SUPPLIED DATA »

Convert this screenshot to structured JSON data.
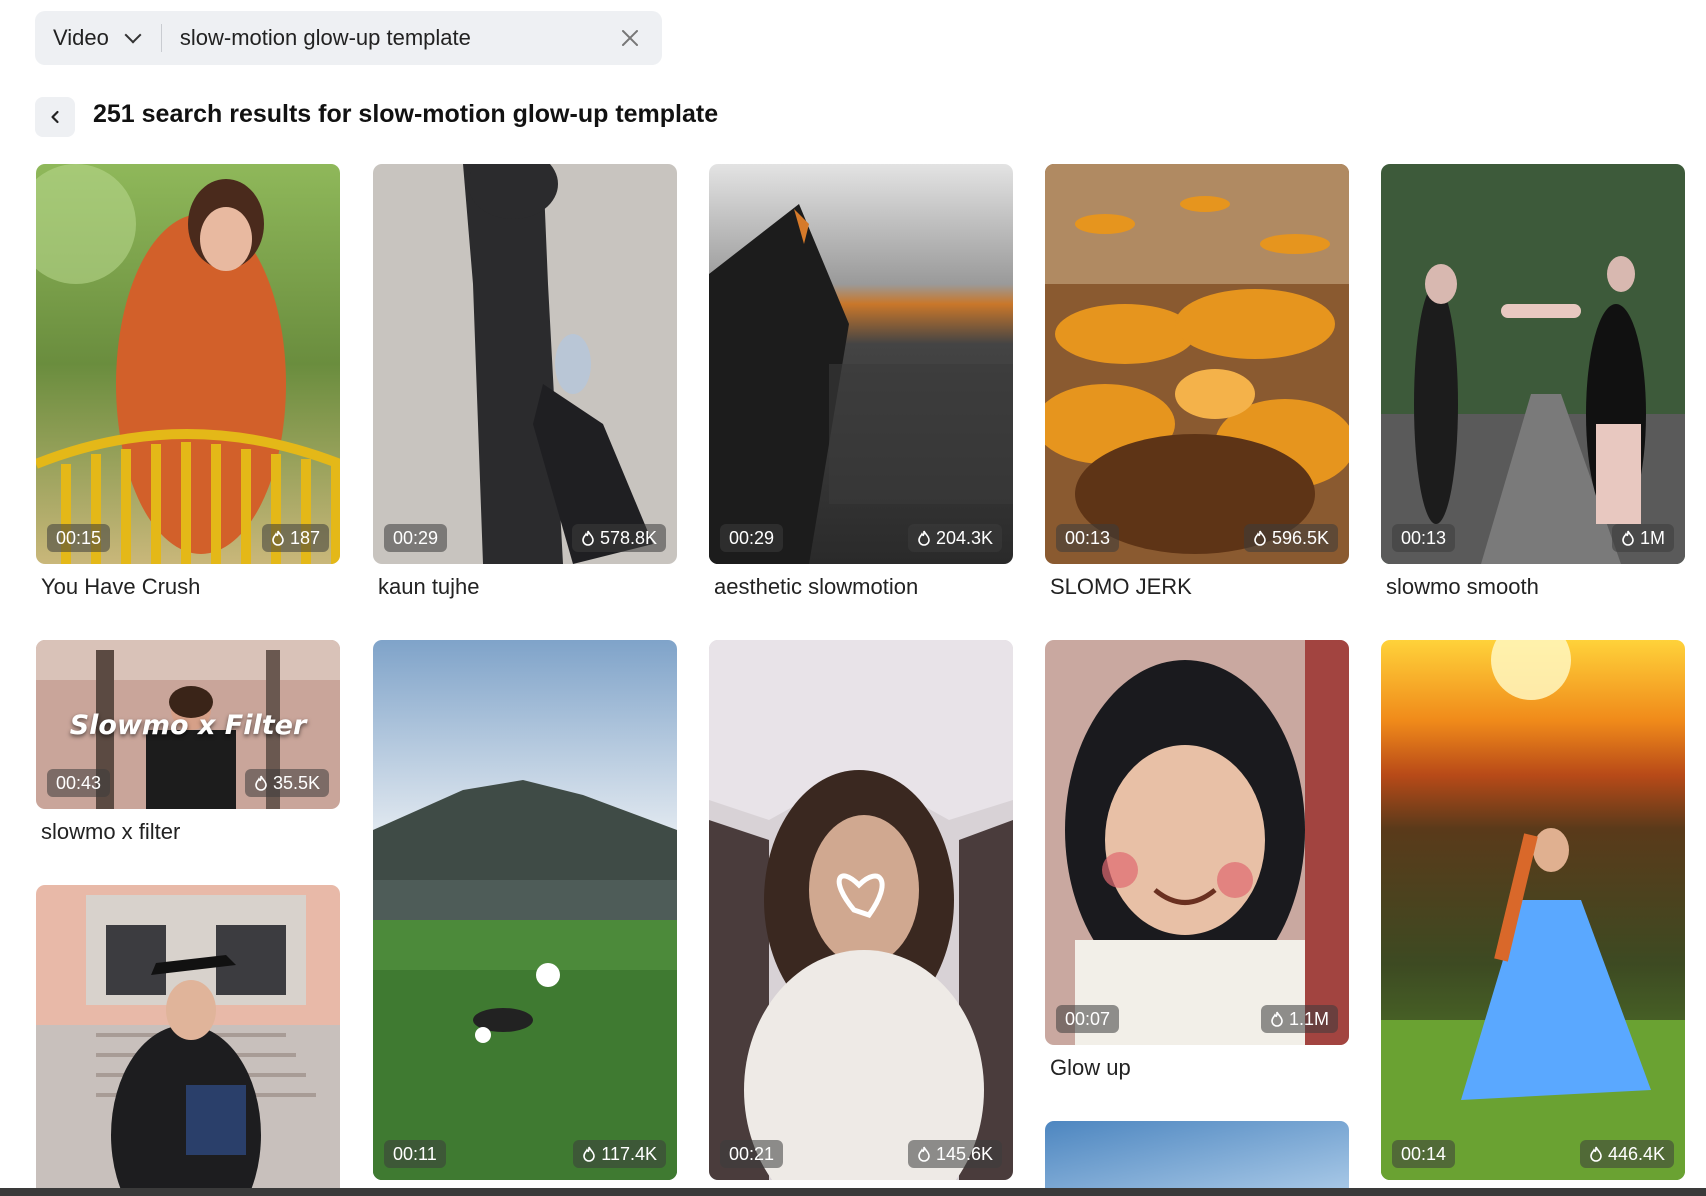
{
  "search": {
    "type_label": "Video",
    "query": "slow-motion glow-up template",
    "placeholder": "Search"
  },
  "results": {
    "title": "251 search results for slow-motion glow-up template"
  },
  "cards": [
    {
      "duration": "00:15",
      "views": "187",
      "title": "You Have Crush"
    },
    {
      "duration": "00:29",
      "views": "578.8K",
      "title": "kaun tujhe"
    },
    {
      "duration": "00:29",
      "views": "204.3K",
      "title": "aesthetic slowmotion"
    },
    {
      "duration": "00:13",
      "views": "596.5K",
      "title": "SLOMO JERK"
    },
    {
      "duration": "00:13",
      "views": "1M",
      "title": "slowmo smooth"
    },
    {
      "duration": "00:43",
      "views": "35.5K",
      "title": "slowmo x filter",
      "overlay": "Slowmo x Filter"
    },
    {
      "duration": "00:11",
      "views": "117.4K",
      "title": ""
    },
    {
      "duration": "00:21",
      "views": "145.6K",
      "title": ""
    },
    {
      "duration": "00:07",
      "views": "1.1M",
      "title": "Glow up"
    },
    {
      "duration": "00:14",
      "views": "446.4K",
      "title": ""
    },
    {
      "duration": "",
      "views": "",
      "title": ""
    },
    {
      "duration": "",
      "views": "",
      "title": ""
    }
  ],
  "colors": {
    "search_bg": "#eef0f3",
    "badge_bg": "rgba(60,60,60,0.55)"
  },
  "icons": [
    "chevron-down-icon",
    "close-icon",
    "back-arrow-icon",
    "fire-icon"
  ]
}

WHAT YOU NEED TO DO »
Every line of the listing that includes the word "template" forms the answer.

EXERCISE OUTPUT »
    "query": "slow-motion glow-up template",
    "title": "251 search results for slow-motion glow-up template"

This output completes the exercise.